© 2018 Bloomberg Finance LP

“We won’t see a Mobileye in I4. We are more likely to see many small niche exits. It’s a much larger industry, with a different product market for each vertical, ”says Yuval Engelstein, Industry 4.0 research analyst at Start-Up Nation Central and author of the report.

The legacy and cultural challenges that slow the adoption of I4 technologies by manufacturing companies are global. They include adapting human capital and existing machines, the cost involved in customizing technology solutions, and removing fear of security vulnerabilities once the manufacturing facility is digitally connected. One way to help these startups overcome these challenges is to have more of them perform proof-of-concept testing at Israeli factories, Engelstein said.

This is going to be difficult, as about 85% of the 22,000 registered factories in Israel are considered traditional, which means labor-intensive production facilities that make things like food, pulp and paper. and textiles. Very few have the financial capacity or the leadership vision to undertake digital transformation.
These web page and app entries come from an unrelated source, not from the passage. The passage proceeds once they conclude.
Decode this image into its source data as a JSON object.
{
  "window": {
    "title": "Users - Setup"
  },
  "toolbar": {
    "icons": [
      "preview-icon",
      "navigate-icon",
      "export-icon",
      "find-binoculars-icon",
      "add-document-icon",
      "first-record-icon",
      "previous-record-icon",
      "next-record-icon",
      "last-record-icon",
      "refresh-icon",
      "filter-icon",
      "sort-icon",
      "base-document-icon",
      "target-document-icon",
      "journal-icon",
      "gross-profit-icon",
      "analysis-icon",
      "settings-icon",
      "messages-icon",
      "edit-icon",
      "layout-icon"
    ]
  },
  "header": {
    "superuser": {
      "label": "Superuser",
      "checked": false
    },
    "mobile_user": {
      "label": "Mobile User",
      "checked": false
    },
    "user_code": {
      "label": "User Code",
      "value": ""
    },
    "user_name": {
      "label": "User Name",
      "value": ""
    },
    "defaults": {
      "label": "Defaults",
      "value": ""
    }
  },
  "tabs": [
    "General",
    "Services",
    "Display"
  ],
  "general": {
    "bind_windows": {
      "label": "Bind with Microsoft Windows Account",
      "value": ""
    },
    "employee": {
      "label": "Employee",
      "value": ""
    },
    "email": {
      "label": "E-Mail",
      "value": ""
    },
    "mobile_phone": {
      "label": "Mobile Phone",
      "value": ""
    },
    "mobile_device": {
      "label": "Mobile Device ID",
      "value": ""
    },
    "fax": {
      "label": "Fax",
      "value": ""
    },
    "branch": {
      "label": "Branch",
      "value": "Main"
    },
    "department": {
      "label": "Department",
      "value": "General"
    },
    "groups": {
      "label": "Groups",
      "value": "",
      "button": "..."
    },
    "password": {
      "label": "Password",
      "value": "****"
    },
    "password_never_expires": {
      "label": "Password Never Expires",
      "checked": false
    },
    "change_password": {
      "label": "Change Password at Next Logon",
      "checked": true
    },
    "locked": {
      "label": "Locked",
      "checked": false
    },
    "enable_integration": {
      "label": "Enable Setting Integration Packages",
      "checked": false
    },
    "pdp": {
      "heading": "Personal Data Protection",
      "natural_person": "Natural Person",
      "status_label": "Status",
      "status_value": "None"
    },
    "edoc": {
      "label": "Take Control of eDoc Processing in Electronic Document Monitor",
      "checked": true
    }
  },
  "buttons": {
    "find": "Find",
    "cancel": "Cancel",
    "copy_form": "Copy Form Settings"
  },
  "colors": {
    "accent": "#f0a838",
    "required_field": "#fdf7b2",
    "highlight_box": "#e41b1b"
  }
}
Still, there is huge potential for traditional industry, I4 startups, and Israel’s overall economy, if more test beds are created in Israel for smart factory startups. Israel’s manufacturing industry is tiny and not particularly competitive or world famous (unlike German factories, for example). Labor productivity is stagnant and is 27% below the OECD average.

A sign that things are moving in a positive direction are recent steps taken by the Innovation Authority to incentivize local proof-of-concept sites. In addition, large industrial companies are increasingly connecting to the Israeli I4 sector (just as automakers are connecting to the automotive technology sector). Qualcomm Ventures, Siemens Dynamo, GE Ventures, Merck and Autodesk engage as strategic investors who, unlike pure venture capital firms, can provide liquidity as well as test bed facilities and access to clients .

Source link

Leave A Reply

Your email address will not be published.